# The uncertainty principle and the quantization of electron momentum in orbitals - Why are larger energy gaps considered more uncertain?

I am a chemist trying to understand how the uncertainty principle can be applied to the mechanics of atomic and molecular orbitals in order to have better intuitions about stability and reactivity. While it seems like this should be useful tool for quickly assessing stability and reactivity, I am struggling to wrap my head around it. I'll do my best to explain my confusion but if you want to skip straight to the question just jump to the last paragraph or two.

In spectroscopy, it is well known that the electronic transitions of electrons get smaller as the size of the orbital increases, leading to effects like larger conjugated pi systems absorbing progressively longer wavelengths of light and smaller quantum dots emitting higher energy light.

And of course, the Particle in a Box model, which chemists are exposed to in Physical Chemistry courses, explains why: because the smaller your box is $$Δx$$, the larger $$ΔE$$ will be for the momentum $$Δp$$ of a wave. And this is where the uncertainty Principle seems to come in. I'll quote the Wikipedia article on Particle in a Box:

"It can be shown that the uncertainty in the position of the particle is proportional to the width of the box.[9] Thus, the uncertainty in momentum is roughly inversely proportional to the width of the box.[8]"

The Particle in a Box model seems to be saying that the reason electronic energy level gaps are inversely proportional to the size of atomic and molecular orbitals is because of the uncertainty principle. And, at first, I get it: as $$Δx$$ decreases, $$Δp$$ must increase.. except, when I think about this more, I don't get it. Here's why:

$$Δp$$ here refers to the gaps between the energy levels for electronic transitions (the principle quantum number $$n$$ is changing), which means that as the orbital gets larger the electronic transitions get smaller, closer together, and this is what is happening as the momentum is becoming more certain. But how is it possible for the momentum to be more certain as the energy gaps get smaller? If you take this to the extreme, then the energy gaps get close to zero and the momentum of the electron would be all over the place from tiny energy fluctuations.. it would be uncertain. And you can take the opposite extreme.. if the gaps get infinitely large, then you know for certain that the momentum of the electron will not change because it would need a relatively large amount of energy to jump the gap.. but the uncertainty principle seems to be saying that a really big gap would mean a lot of uncertainty. You can even see this relationship between momentum uncertainty and the energy gap play out in Boltzmann statistics, which can be used to tell you the population (or probability) of electrons at each energy level based on the temperature and the size of the gap.. the smaller the gap is, the more spread out electrons will be among the energy levels and vice versa.

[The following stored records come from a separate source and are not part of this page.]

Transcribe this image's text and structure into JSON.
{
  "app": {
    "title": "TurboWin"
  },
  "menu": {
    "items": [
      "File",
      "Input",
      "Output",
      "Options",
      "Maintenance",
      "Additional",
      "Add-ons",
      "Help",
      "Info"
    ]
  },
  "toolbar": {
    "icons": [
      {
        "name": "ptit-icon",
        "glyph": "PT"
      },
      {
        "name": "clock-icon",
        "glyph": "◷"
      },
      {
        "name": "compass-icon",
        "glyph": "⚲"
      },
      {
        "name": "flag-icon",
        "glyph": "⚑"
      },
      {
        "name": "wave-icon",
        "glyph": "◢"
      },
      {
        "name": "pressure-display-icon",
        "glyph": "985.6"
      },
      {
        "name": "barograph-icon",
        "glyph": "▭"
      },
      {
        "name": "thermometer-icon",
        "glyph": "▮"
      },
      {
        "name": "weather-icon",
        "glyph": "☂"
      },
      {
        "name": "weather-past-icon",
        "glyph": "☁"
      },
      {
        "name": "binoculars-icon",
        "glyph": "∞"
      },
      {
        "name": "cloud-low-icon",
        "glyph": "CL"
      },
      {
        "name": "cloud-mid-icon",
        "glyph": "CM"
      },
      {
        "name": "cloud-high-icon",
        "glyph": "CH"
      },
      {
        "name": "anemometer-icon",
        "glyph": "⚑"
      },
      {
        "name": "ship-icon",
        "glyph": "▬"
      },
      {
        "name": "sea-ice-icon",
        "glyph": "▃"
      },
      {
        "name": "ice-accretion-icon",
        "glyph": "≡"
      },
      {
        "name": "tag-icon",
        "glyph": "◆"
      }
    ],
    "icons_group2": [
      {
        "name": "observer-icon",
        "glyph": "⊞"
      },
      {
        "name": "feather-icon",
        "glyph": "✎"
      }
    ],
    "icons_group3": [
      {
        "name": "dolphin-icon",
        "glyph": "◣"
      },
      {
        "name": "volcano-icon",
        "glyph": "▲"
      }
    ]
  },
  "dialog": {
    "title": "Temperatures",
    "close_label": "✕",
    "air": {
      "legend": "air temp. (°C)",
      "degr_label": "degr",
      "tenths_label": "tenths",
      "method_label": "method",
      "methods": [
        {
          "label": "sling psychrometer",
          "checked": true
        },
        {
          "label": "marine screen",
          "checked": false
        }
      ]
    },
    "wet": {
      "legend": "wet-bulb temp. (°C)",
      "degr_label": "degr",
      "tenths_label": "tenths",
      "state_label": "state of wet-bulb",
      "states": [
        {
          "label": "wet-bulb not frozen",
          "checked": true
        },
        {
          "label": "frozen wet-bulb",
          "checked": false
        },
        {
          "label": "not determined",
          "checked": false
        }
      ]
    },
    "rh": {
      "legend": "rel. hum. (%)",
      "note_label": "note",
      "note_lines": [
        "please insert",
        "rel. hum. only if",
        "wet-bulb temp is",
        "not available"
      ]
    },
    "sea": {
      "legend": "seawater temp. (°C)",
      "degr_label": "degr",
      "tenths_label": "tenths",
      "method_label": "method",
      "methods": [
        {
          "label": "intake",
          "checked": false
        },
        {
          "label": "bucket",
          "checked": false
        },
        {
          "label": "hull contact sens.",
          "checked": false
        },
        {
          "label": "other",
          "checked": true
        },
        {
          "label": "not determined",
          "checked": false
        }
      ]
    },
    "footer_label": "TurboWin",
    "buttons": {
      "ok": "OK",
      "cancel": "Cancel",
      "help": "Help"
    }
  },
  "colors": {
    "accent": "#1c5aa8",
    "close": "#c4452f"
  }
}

How do large quantum energy gaps correlate with more uncertainty? How do smaller quantum energy gaps correlate with less uncertainty? It seems like there must be some conceptual intuition here which makes sense out of this. Is it because the larger the gaps are, the more the momentum will be spread throughout the gap? But that seems like it contradicts the whole notion of quantization.

EDIT: According to this derivation of momentum uncertainty in PIAB, $$\sigma_p = \frac{\bar h \pi n}{\ell}$$, so uncertainty of momentum is proportional to $$n$$ and inversely proportional to $$\ell$$, so the uncertainty of momentum increases as $$n$$ increases but is also decreases as the size of orbitals increase with $$n$$. I dunno if this helps, don't have time to think about it yet, gotta go to bed.

Lets start here, the hydrogen atom orbits, which are really orbitals, probability loci.

$$λ=h/p$$ $$p=h/λ$$ so dhe higher the n the smaller the $$p$$

I would express the Heisenberg uncertainty $$dpdx>h/4π$$ not with respect to the gaps between n levels, but take the momentum of the n level itself.

In this link there is the orbital for level n=1

I think the HUP is the effective envelope for the uncertainty in the position of the electron in this simple example.